Depending on where you are in the process, the systematic approach can take many guises. If you are just learning about science and scientific literature, having a system in place to guide you through the reading is immensely helpful. It gives permission to look at a search result of 2931 articles and cut it down to a more manageable number. If it is a robust system, it specifies that search engines giveth what you asketh, and that you probably should be more specific in your search. Moreover, knowing which questions to ask the articles beforehand gives a structure to the reading, and allows for paying closer attention to the important parts. And so on, through all the steps. Having a template to follow answers a lot of questions, even if you find yourself deviating from it.
When you've been at being an academic for a while, the presence of an adopted system can shield you from the burden of overreading. There are always more books and articles than can be readily read, and every text ever written can be criticized on the basis of not taking something into account. By using the system, the age-old question of "why did you choose to include these texts but not these other texts" can finally be put to rest. The systematic literature review unburdens the load by defining exactly which texts are relevant and which are not. And thus, the rigorous and disciplined reading can commence, conscience clear.
Next up the abstraction ladder, we find another use of these systematic reviews. When research has to be summarized and administrated, it simply will not do to go with something as unscientific as a gut feeling. The scientists involved might know what's what, but this intricate insider knowledge is not easily translated into something outsiders can partake of. Outsiders, such as the non-scientist bureaucrats put in place to administrate the funding mechanisms that determine which research efforts are awarded grants and which do not. By strategically employing review systems that include desired results (and exclude undesired results), funding can be directed in certain directions under the guise of impartial systematicity. Administrators (or their superiors) can claim all the academic benefits of rigorously following the method laid out for all to see, while at the same time subtly steering research efforts without having to be explicit about it. It is systematic, disciplined and impartial, whilst also being ruthlessly political.
The key takeaway here is not that systematic literature reviews are bad (problematic, maybe, but not bad). Rather, it is a reminder that the presence of a system does not in itself guarantee a robust outcome. Like all methodologies, there are strengths and weaknesses to consider in each particular case, sometimes more obvious than not. When a systematic review finds that only articles published by (say) economists are relevant to a particular issue, despite decades of scholarly publishing on the subject on other disciplines, the issue is not a lack of systematicity, but too much of it. A flawless execution of review methodology does not preclude asking what is up with such unrepresentative results.

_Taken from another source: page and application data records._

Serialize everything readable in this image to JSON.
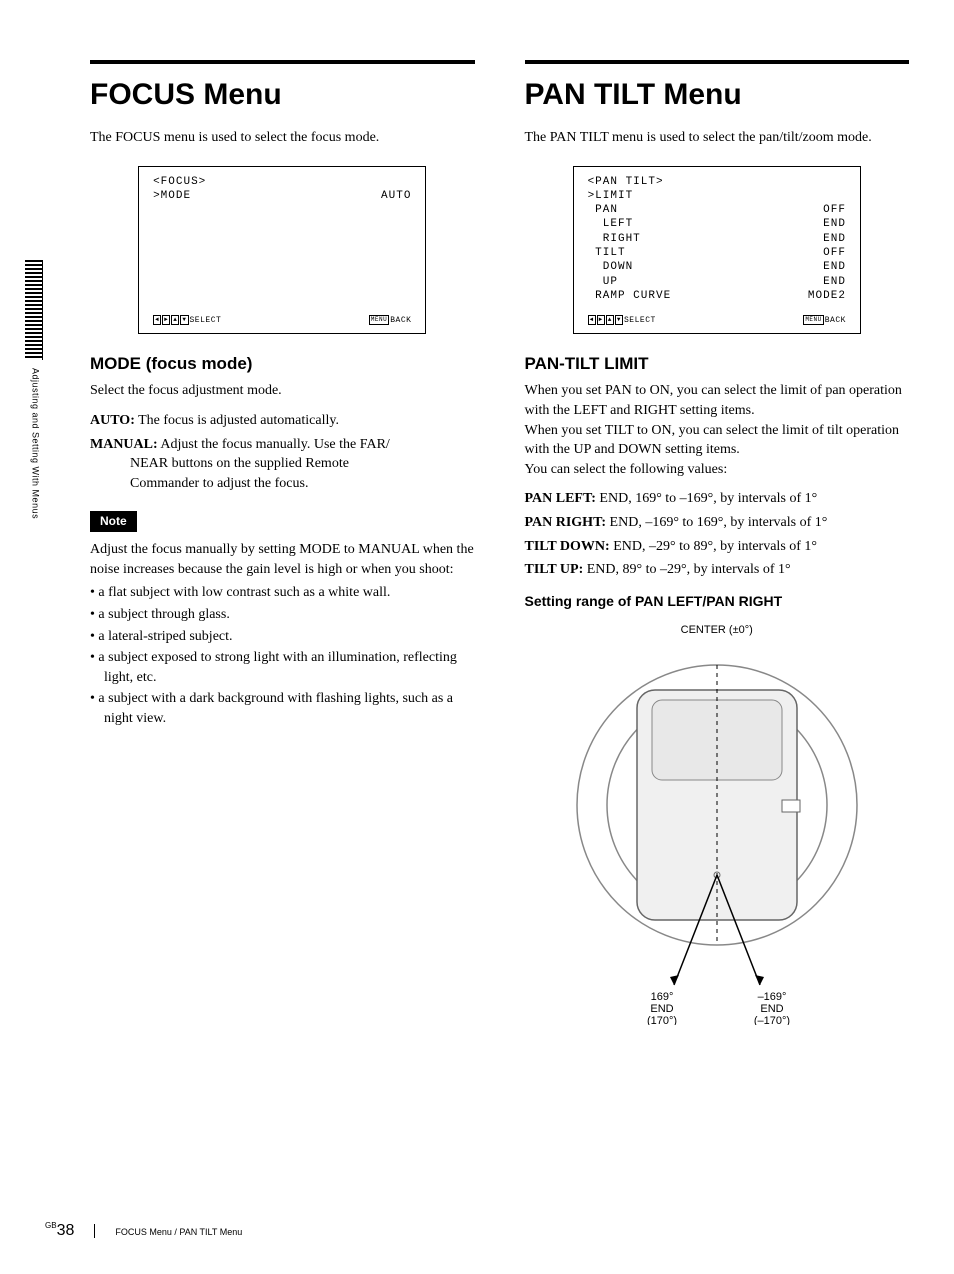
{
  "side_tab": "Adjusting and Setting With Menus",
  "col1": {
    "title": "FOCUS Menu",
    "intro": "The FOCUS menu is used to select the focus mode.",
    "osd": {
      "header": "<FOCUS>",
      "row1_label": ">MODE",
      "row1_value": "AUTO",
      "select": "SELECT",
      "back": "BACK"
    },
    "h2": "MODE (focus mode)",
    "p1": "Select the focus adjustment mode.",
    "auto_label": "AUTO:",
    "auto_text": " The focus is adjusted automatically.",
    "manual_label": "MANUAL:",
    "manual_text": " Adjust the focus manually. Use the FAR/",
    "manual_cont1": "NEAR buttons on the supplied Remote",
    "manual_cont2": "Commander to adjust the focus.",
    "note_badge": "Note",
    "note_intro": "Adjust the focus manually by setting MODE to MANUAL when the noise increases because the gain level is high or when you shoot:",
    "bullets": [
      "a flat subject with low contrast such as a white wall.",
      "a subject through glass.",
      "a lateral-striped subject.",
      "a subject exposed to strong light with an illumination, reflecting light, etc.",
      "a subject with a dark background with flashing lights, such as a night view."
    ]
  },
  "col2": {
    "title": "PAN TILT Menu",
    "intro": "The PAN TILT menu is used to select the pan/tilt/zoom mode.",
    "osd": {
      "header": "<PAN TILT>",
      "r1l": ">LIMIT",
      "r2l": " PAN",
      "r2v": "OFF",
      "r3l": "  LEFT",
      "r3v": "END",
      "r4l": "  RIGHT",
      "r4v": "END",
      "r5l": " TILT",
      "r5v": "OFF",
      "r6l": "  DOWN",
      "r6v": "END",
      "r7l": "  UP",
      "r7v": "END",
      "r8l": " RAMP CURVE",
      "r8v": "MODE2",
      "select": "SELECT",
      "back": "BACK"
    },
    "h2": "PAN-TILT LIMIT",
    "p1": "When you set PAN to ON, you can select the limit of pan operation with the LEFT and RIGHT setting items.",
    "p2": "When you set TILT to ON, you can select the limit of tilt operation with the UP and DOWN setting items.",
    "p3": "You can select the following values:",
    "pl_label": "PAN LEFT:",
    "pl_text": " END, 169° to –169°, by intervals of 1°",
    "pr_label": "PAN RIGHT:",
    "pr_text": " END, –169° to 169°, by intervals of 1°",
    "td_label": "TILT DOWN:",
    "td_text": " END, –29° to 89°, by intervals of 1°",
    "tu_label": "TILT UP:",
    "tu_text": " END, 89° to –29°, by intervals of 1°",
    "sub": "Setting range of PAN LEFT/PAN RIGHT",
    "diag_center": "CENTER (±0°)",
    "diag_left1": "169°",
    "diag_left2": "END",
    "diag_left3": "(170°)",
    "diag_right1": "–169°",
    "diag_right2": "END",
    "diag_right3": "(–170°)"
  },
  "footer": {
    "gb": "GB",
    "page": "38",
    "trail": "FOCUS Menu / PAN TILT Menu"
  }
}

I find it amusing that strategic and rhetorical dimensions of academia are obscured by reference to systematicity and specialized vocabulary (the terminology surrounding systematic literature reviews is something to behold). Not least because academics are the very people best positioned to problematize the living bejeezus out of just these kinds of subtle processes.
It's funny that way.